Segment Open

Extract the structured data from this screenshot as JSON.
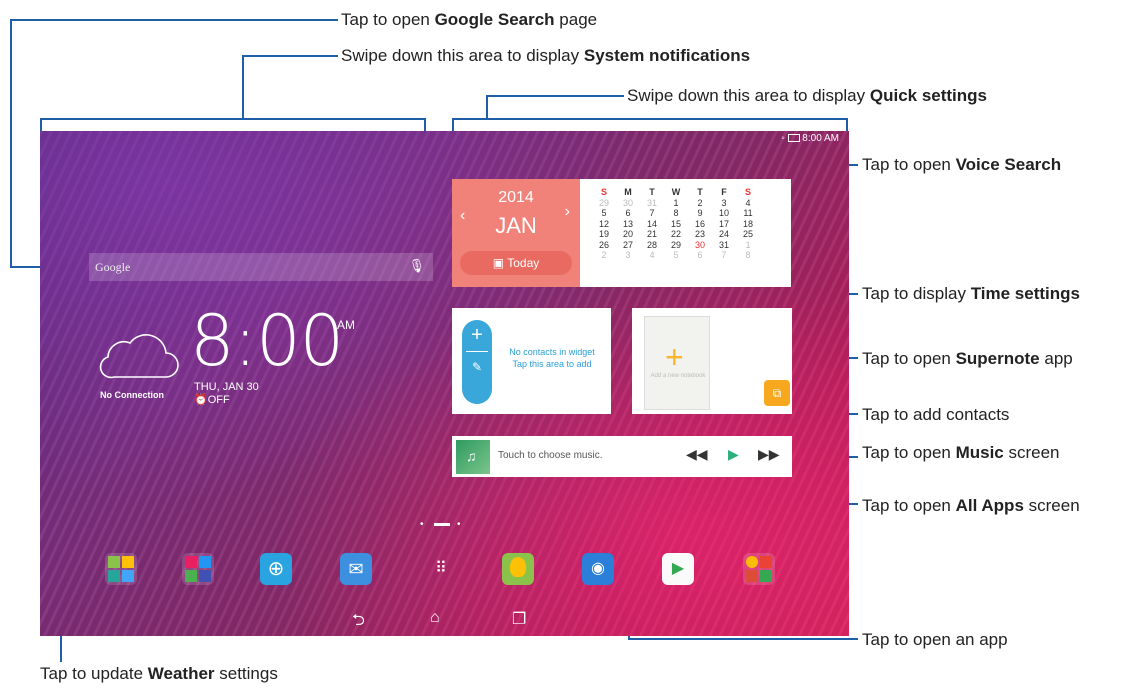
{
  "callouts": {
    "google_search": {
      "pre": "Tap to open ",
      "bold": "Google Search",
      "post": " page"
    },
    "system_notifications": {
      "pre": "Swipe down this area to display ",
      "bold": "System notifications",
      "post": ""
    },
    "quick_settings": {
      "pre": "Swipe down this area to display ",
      "bold": "Quick settings",
      "post": ""
    },
    "voice_search": {
      "pre": "Tap to open ",
      "bold": "Voice Search",
      "post": ""
    },
    "time_settings": {
      "pre": "Tap to display ",
      "bold": "Time settings",
      "post": ""
    },
    "supernote": {
      "pre": "Tap to open ",
      "bold": "Supernote",
      "post": " app"
    },
    "add_contacts": {
      "pre": "Tap to add contacts",
      "bold": "",
      "post": ""
    },
    "music": {
      "pre": "Tap to open ",
      "bold": "Music",
      "post": " screen"
    },
    "all_apps": {
      "pre": "Tap to open ",
      "bold": "All Apps",
      "post": " screen"
    },
    "open_app": {
      "pre": "Tap to open an app",
      "bold": "",
      "post": ""
    },
    "weather": {
      "pre": "Tap to update ",
      "bold": "Weather",
      "post": " settings"
    }
  },
  "status_bar": {
    "time": "8:00 AM"
  },
  "search_bar": {
    "brand": "Google"
  },
  "calendar": {
    "year": "2014",
    "month": "JAN",
    "today_label": "Today",
    "weekdays": [
      "S",
      "M",
      "T",
      "W",
      "T",
      "F",
      "S"
    ],
    "rows": [
      [
        "29",
        "30",
        "31",
        "1",
        "2",
        "3",
        "4"
      ],
      [
        "5",
        "6",
        "7",
        "8",
        "9",
        "10",
        "11"
      ],
      [
        "12",
        "13",
        "14",
        "15",
        "16",
        "17",
        "18"
      ],
      [
        "19",
        "20",
        "21",
        "22",
        "23",
        "24",
        "25"
      ],
      [
        "26",
        "27",
        "28",
        "29",
        "30",
        "31",
        "1"
      ],
      [
        "2",
        "3",
        "4",
        "5",
        "6",
        "7",
        "8"
      ]
    ]
  },
  "clock": {
    "time": "8:00",
    "ampm": "AM",
    "date": "THU, JAN 30",
    "alarm": "OFF"
  },
  "weather": {
    "status": "No Connection"
  },
  "contacts_widget": {
    "line1": "No contacts in widget",
    "line2": "Tap this area to add"
  },
  "supernote_widget": {
    "add_label": "Add a new notebook"
  },
  "music_widget": {
    "prompt": "Touch to choose music."
  },
  "colors": {
    "accent_line": "#1f5fa8",
    "calendar_red": "#f0827a",
    "contacts_blue": "#39a7d9",
    "supernote_orange": "#f7a81f"
  },
  "dock": [
    "asus-folder-icon",
    "tools-folder-icon",
    "browser-icon",
    "email-icon",
    "all-apps-icon",
    "weather-app-icon",
    "camera-icon",
    "play-store-icon",
    "google-folder-icon"
  ]
}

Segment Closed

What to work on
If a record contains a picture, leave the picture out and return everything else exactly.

Finished task
Extract the structured data from this screenshot as JSON.
{
  "callouts": {
    "google_search": {
      "pre": "Tap to open ",
      "bold": "Google Search",
      "post": " page"
    },
    "system_notifications": {
      "pre": "Swipe down this area to display ",
      "bold": "System notifications",
      "post": ""
    },
    "quick_settings": {
      "pre": "Swipe down this area to display ",
      "bold": "Quick settings",
      "post": ""
    },
    "voice_search": {
      "pre": "Tap to open ",
      "bold": "Voice Search",
      "post": ""
    },
    "time_settings": {
      "pre": "Tap to display ",
      "bold": "Time settings",
      "post": ""
    },
    "supernote": {
      "pre": "Tap to open ",
      "bold": "Supernote",
      "post": " app"
    },
    "add_contacts": {
      "pre": "Tap to add contacts",
      "bold": "",
      "post": ""
    },
    "music": {
      "pre": "Tap to open ",
      "bold": "Music",
      "post": " screen"
    },
    "all_apps": {
      "pre": "Tap to open ",
      "bold": "All Apps",
      "post": " screen"
    },
    "open_app": {
      "pre": "Tap to open an app",
      "bold": "",
      "post": ""
    },
    "weather": {
      "pre": "Tap to update ",
      "bold": "Weather",
      "post": " settings"
    }
  },
  "status_bar": {
    "time": "8:00 AM"
  },
  "search_bar": {
    "brand": "Google"
  },
  "calendar": {
    "year": "2014",
    "month": "JAN",
    "today_label": "Today",
    "weekdays": [
      "S",
      "M",
      "T",
      "W",
      "T",
      "F",
      "S"
    ],
    "rows": [
      [
        "29",
        "30",
        "31",
        "1",
        "2",
        "3",
        "4"
      ],
      [
        "5",
        "6",
        "7",
        "8",
        "9",
        "10",
        "11"
      ],
      [
        "12",
        "13",
        "14",
        "15",
        "16",
        "17",
        "18"
      ],
      [
        "19",
        "20",
        "21",
        "22",
        "23",
        "24",
        "25"
      ],
      [
        "26",
        "27",
        "28",
        "29",
        "30",
        "31",
        "1"
      ],
      [
        "2",
        "3",
        "4",
        "5",
        "6",
        "7",
        "8"
      ]
    ]
  },
  "clock": {
    "time": "8:00",
    "ampm": "AM",
    "date": "THU, JAN 30",
    "alarm": "OFF"
  },
  "weather": {
    "status": "No Connection"
  },
  "contacts_widget": {
    "line1": "No contacts in widget",
    "line2": "Tap this area to add"
  },
  "supernote_widget": {
    "add_label": "Add a new notebook"
  },
  "music_widget": {
    "prompt": "Touch to choose music."
  },
  "colors": {
    "accent_line": "#1f5fa8",
    "calendar_red": "#f0827a",
    "contacts_blue": "#39a7d9",
    "supernote_orange": "#f7a81f"
  },
  "dock": [
    "asus-folder-icon",
    "tools-folder-icon",
    "browser-icon",
    "email-icon",
    "all-apps-icon",
    "weather-app-icon",
    "camera-icon",
    "play-store-icon",
    "google-folder-icon"
  ]
}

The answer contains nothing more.